DOES IT WORK TO HAVE A CREW CHIEF THAT IS UNDER THE DIRECTION OF SOMEONE ELSE? "It's all about covering the bases, having the right bases and having them covered with the right time. Titles and responsibilities are probably -- this thing keeps broadening and broadening. It's a brain trust of people that have to work together. It's not about one person having it all in his head or in his notebook. It takes so many people to support this, so there are room for titles and room for a lot of CEOs and letters between them to cover that if that's what makes people work hard. But you do have to have an organization and it takes a lot of people covering a lot of things. There's room for general managers, team managers, crew chiefs, car chiefs, chief mechanics, specialists of all kinds. Sometimes it's about giving out titles and we're all gonna get excited about going to races. I think most of our deal is that we'd like to cut up all the titles, cut up all the money and just go win trophies and work together. It's nice when you can contribute, but you have to have titles and maybe that's something we'll look at in the future."
THERE WAS TALK ABOUT RICKY AND ELLIOTT SWITCHING PLACES BEFORE THE END OF THE YEAR AND THEY DIDN'T, BUT MCSWAIN HAS LEFT. WHAT MAKES THIS SITUATION DIFFERENT? "About 10-20 million dollars. There's a lot of difference. The sponsors give me the money to operate the teams, but they build around the team and the driver. It's not something you can switch around that easily. You have to make some long distance phone calls to make those decisions and sometimes what you wish for doesn't work out. Maybe they didn't spend four million dollars on making a commercial with Robert Yates, but they may have with Ricky Rudd and, in fact, did. So you donk't just toss these things around as easily as you can crew chiefs or first basemen."

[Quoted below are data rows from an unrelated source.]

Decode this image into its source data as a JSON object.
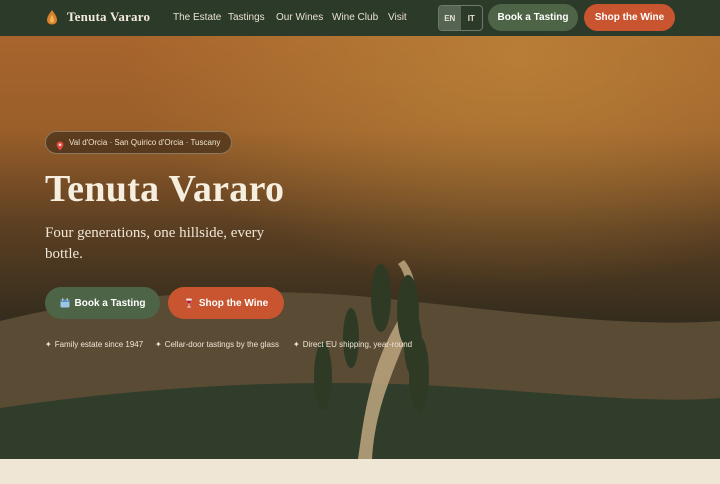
{
  "nav": {
    "brand": "Tenuta Vararo",
    "brand_icon": "flame-drop-icon",
    "links": [
      "The Estate",
      "Tastings",
      "Our Wines",
      "Wine Club",
      "Visit"
    ],
    "lang": {
      "en": "EN",
      "it": "IT",
      "active": "EN"
    },
    "book_label": "Book a Tasting",
    "shop_label": "Shop the Wine"
  },
  "hero": {
    "location": "Val d'Orcia · San Quirico d'Orcia · Tuscany",
    "location_icon": "map-pin-icon",
    "title": "Tenuta Vararo",
    "subtitle": "Four generations, one hillside, every bottle.",
    "book_label": "Book a Tasting",
    "book_icon": "calendar-icon",
    "shop_label": "Shop the Wine",
    "shop_icon": "wine-glass-icon",
    "features": [
      "Family estate since 1947",
      "Cellar-door tastings by the glass",
      "Direct EU shipping, year-round"
    ]
  },
  "colors": {
    "nav_bg": "#2c3a2a",
    "accent_green": "#4e6446",
    "accent_orange": "#c8552f",
    "cream": "#efe6d6"
  }
}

HOW HARD DID YOU TRY TO KEEP MCSWAIN? "I think there was a point that I guess I wanted to make myself feel like I could keep him attracted, and I think there was a point that I could have. That probably helped it be a little easier for me because nobody likes to feel like they've lost any battles and I felt there was a point that we could have, but, at the same time, I couldn't blow enough smoke or tell enough lies or make enough promises to make our seat look much stronger than the other seat. It's a good opportunity. Everybody in the garage area and everybody in the grandstands understands that, so it's nice that people can go where they're happy. I've lived under contracts and there have been times that I've wanted to go, but I didn't have the same kind of boss. He said 'no, you're gonna do this,' and I worked two five-year contracts with DiGard and I had a great opportunity with Roger Penske once and another guy that had good opportunities with me, and my owner said no. I just had to put my head down and went to work, so I've grown up on contracts and respect them, but, at the same time, maybe I should have pitched a fit and maybe I could have gotten out of it. But it worked out fine. It's better if you negotiate it, but I'd like this whole community to know that if you sign a contract it's worth a lot more than it costs to replace that paper. In this case, Joe Gibbs and Michael McSain both understood that that paper had value and did negotiate, so that's probably one message I would want everybody to understand here. It wasn't a pound it out kind of deal."